▶ [TASK GOAL]: Go over these records and count the lines with the string "中国广播电视国际经济" in them; the count is all that should be returned.

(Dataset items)
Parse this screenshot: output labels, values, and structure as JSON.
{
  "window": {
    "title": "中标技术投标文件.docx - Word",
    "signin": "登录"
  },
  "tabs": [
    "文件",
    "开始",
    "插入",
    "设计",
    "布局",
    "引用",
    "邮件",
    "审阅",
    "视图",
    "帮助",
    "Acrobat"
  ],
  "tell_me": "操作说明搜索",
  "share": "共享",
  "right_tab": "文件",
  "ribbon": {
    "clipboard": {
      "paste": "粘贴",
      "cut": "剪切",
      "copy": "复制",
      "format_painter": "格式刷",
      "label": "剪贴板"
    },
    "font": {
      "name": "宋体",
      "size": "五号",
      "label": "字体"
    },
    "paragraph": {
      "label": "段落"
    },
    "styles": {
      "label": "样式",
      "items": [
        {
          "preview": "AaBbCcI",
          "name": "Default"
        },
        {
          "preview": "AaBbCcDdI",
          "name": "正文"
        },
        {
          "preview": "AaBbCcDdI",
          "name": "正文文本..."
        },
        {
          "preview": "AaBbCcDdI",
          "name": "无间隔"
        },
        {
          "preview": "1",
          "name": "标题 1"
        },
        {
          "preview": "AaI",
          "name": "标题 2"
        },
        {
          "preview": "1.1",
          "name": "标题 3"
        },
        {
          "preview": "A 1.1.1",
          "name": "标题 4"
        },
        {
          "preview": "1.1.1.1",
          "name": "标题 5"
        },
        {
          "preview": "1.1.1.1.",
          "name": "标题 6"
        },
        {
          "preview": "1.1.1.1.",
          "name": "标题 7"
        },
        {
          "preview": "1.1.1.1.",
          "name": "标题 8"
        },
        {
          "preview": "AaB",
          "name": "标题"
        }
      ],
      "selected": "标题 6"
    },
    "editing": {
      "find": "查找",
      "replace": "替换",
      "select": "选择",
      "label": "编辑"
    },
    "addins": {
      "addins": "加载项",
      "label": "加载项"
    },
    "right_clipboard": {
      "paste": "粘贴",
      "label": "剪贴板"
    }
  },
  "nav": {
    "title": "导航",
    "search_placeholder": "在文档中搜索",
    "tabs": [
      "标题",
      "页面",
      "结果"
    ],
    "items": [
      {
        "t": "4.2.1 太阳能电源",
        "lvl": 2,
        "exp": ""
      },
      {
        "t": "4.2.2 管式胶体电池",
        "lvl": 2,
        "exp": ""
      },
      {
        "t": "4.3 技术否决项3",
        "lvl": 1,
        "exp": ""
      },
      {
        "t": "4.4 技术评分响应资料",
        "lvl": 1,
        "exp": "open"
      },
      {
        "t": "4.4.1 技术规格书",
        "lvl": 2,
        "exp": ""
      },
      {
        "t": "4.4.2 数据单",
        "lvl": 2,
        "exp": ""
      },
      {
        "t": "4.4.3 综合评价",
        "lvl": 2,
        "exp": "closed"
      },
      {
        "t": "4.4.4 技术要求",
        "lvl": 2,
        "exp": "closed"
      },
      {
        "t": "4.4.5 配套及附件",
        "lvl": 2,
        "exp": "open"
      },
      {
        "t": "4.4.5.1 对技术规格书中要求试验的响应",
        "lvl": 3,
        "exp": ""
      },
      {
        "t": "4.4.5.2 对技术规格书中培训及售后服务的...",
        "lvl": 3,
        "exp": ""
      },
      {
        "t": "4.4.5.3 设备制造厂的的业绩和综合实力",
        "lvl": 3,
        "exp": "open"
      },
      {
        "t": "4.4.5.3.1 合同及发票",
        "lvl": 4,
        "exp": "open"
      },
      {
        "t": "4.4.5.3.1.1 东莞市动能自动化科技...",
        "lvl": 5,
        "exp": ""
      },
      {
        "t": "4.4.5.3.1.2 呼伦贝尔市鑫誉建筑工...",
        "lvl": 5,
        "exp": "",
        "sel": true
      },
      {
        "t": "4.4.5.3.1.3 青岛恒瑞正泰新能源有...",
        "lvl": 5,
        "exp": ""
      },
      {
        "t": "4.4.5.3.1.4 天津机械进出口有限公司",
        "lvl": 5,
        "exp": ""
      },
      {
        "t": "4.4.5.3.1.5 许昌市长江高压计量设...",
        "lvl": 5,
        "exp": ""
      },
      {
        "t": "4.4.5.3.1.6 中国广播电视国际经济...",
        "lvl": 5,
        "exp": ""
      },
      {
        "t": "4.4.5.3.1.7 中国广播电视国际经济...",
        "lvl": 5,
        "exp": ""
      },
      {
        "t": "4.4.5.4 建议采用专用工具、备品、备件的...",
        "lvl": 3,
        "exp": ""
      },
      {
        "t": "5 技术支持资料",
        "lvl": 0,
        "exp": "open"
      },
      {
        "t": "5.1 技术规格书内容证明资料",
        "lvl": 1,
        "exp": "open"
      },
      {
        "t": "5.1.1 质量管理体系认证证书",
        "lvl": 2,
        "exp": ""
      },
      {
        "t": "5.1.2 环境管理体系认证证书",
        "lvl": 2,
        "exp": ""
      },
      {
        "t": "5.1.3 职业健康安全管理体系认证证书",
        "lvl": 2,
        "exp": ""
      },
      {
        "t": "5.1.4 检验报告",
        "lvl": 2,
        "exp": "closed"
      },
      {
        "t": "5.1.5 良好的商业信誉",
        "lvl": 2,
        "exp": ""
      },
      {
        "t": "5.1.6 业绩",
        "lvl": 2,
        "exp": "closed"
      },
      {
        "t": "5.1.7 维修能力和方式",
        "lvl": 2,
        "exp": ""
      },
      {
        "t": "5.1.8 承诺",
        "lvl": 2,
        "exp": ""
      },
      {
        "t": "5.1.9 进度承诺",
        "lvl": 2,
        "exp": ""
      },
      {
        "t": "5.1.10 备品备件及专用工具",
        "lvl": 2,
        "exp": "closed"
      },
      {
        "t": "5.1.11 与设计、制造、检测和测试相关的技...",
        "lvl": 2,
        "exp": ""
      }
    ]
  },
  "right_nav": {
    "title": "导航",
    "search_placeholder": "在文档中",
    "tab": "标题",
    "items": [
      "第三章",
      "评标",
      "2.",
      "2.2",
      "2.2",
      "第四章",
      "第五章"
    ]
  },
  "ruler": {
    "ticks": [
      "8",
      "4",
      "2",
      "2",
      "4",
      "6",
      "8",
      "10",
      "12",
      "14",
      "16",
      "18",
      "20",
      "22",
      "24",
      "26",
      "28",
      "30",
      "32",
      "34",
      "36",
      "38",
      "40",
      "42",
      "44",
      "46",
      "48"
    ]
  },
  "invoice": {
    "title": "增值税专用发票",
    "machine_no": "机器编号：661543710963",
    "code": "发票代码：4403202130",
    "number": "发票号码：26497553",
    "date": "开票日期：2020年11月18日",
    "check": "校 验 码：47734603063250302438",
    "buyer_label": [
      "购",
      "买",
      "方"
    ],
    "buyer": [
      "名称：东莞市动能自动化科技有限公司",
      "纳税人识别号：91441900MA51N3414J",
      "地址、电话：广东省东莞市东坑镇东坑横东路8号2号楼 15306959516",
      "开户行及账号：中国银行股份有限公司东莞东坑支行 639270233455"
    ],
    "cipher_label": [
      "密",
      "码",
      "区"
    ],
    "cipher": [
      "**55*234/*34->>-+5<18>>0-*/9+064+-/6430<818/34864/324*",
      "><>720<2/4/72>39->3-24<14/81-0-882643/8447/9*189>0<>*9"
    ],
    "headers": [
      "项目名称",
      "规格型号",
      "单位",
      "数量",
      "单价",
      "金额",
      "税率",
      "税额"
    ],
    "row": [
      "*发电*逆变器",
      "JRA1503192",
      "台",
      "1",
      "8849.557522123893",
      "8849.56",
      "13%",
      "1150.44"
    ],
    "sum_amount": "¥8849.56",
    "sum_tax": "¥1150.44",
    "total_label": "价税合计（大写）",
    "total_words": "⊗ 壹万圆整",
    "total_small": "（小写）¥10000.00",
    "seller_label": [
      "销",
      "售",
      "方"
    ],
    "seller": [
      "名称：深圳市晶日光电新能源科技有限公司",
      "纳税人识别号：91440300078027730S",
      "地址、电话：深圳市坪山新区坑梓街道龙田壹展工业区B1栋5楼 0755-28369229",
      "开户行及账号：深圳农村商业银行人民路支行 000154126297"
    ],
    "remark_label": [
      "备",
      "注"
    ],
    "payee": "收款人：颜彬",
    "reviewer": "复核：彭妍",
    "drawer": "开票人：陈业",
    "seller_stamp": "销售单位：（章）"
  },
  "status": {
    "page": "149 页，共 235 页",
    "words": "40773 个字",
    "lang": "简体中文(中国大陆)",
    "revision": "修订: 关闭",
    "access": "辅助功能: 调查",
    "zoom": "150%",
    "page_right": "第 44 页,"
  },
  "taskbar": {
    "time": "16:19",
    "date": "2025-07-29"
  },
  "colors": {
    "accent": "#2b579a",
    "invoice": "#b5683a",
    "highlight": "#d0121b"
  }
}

▶ [EXPECTED ANSWER]: 2